UK Rethinkerspace or “mission possible”

WORKSHOP #1 On paper, it looked like it might be mission impossible. To bring a science blogger, a scientist, a water resources advisor, a science journalism academic, and a host of other people together in one room to talk about the challenges of science communication. Would they turn up? Would those with such diverse perspectives be able to have meaningful conversations? They did turn up. And while there were no car chases or shoot-outs and no Tom Cruise, energy levels were high as we met at the University of the West of England’s Frenchay campus and there was a real sense of shared purpose.

At this first meeting of the UK Rethinkerspace, members talked about how science has been transformed by the proliferation of online forms of communication. It was described as a shift from the cathedral to the bazaar – from one to many communication to many to many. While this has been a source for good – democratizing knowledge and expertise, it’s also led to challenges for those communicating science. For example, how do you catch and maintain the attention of your audience when there’s so much content online? How do you convey the complexity of science on platforms that are entertainment-focused such as Tik-Tok?

It wasn’t all about problems. Solutions were suggested too such as communicators becoming an authority in a small area of knowledge to help develop their profile as well as communicators seeking help in reaching audiences by forming collaborations with social media influencers. This first meeting was only the start of the discussion. The mission is far from over. But members of the UK Rethinkerspace have certainly chosen to accept it.

WORKSHOP #2 (held in two sessions). Members of the UK Rethinkerspace found the research into citizens’ sensemaking practices interesting. They discussed how it indicates that science communicators need to be more aware of people’s contexts given the important influence that their context how they find and interpret information. They suggested that events, such as science festivals, need to be planned to allow time to listen to people’s experiences so we can better understand their experience and context.

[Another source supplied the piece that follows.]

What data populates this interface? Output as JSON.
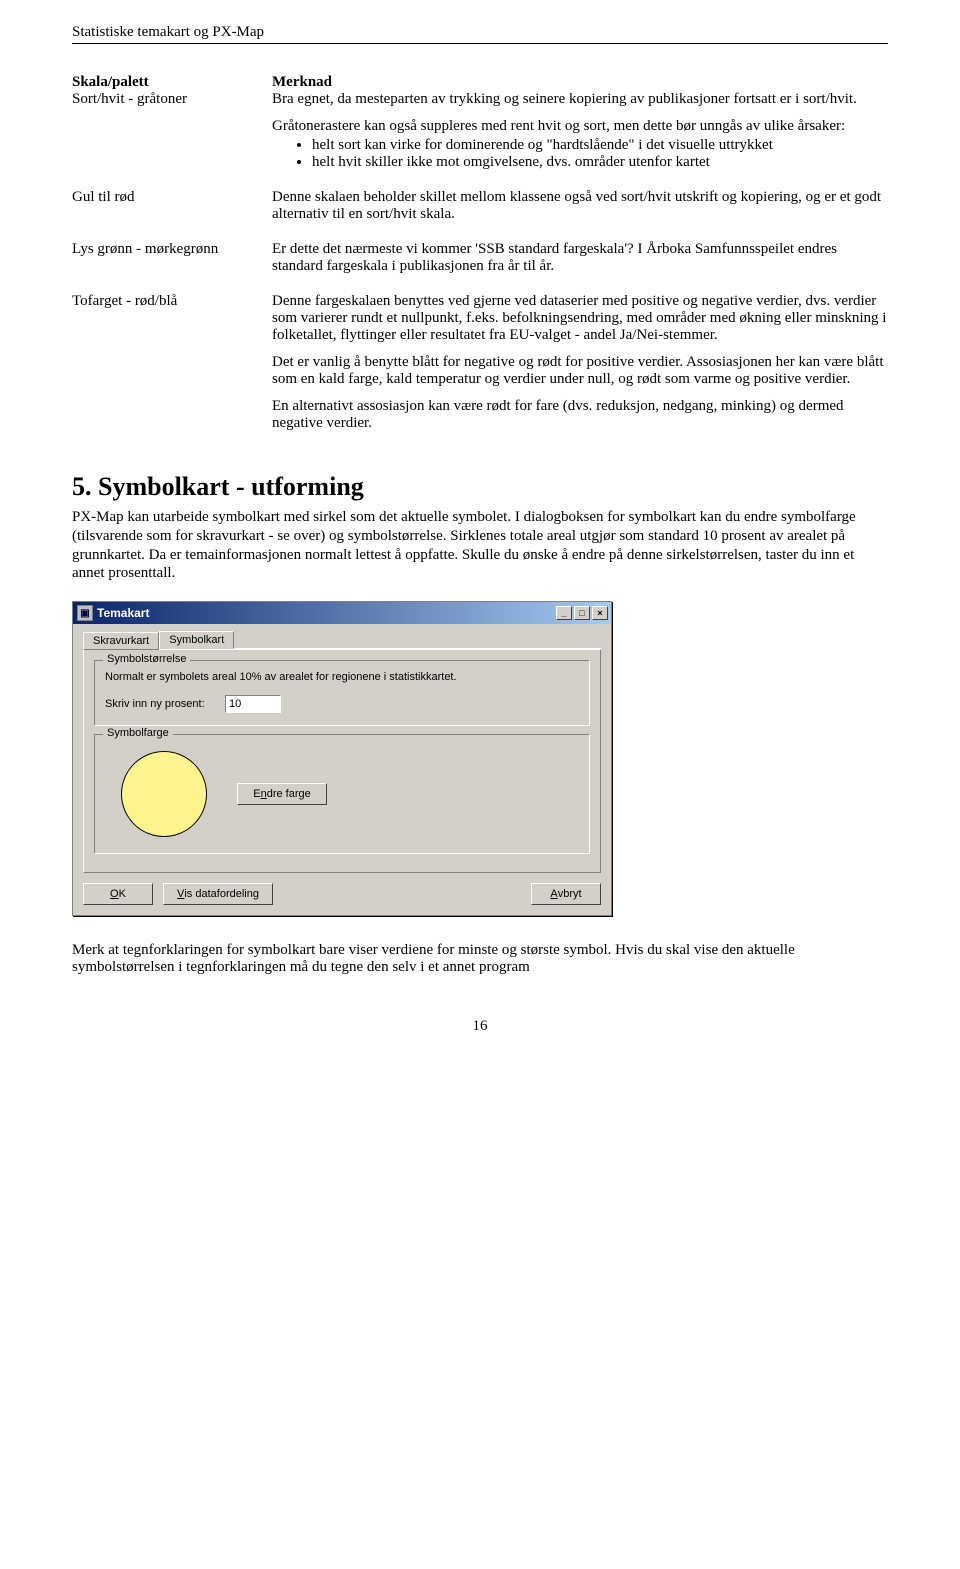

The Rethinkerspace members also enjoyed discussing quality in science communication. They had lots of ideas about quality criteria could be implemented in practice such as the funding of fact checking services and education in schools to teach pupils how to critically evaluate scientific information.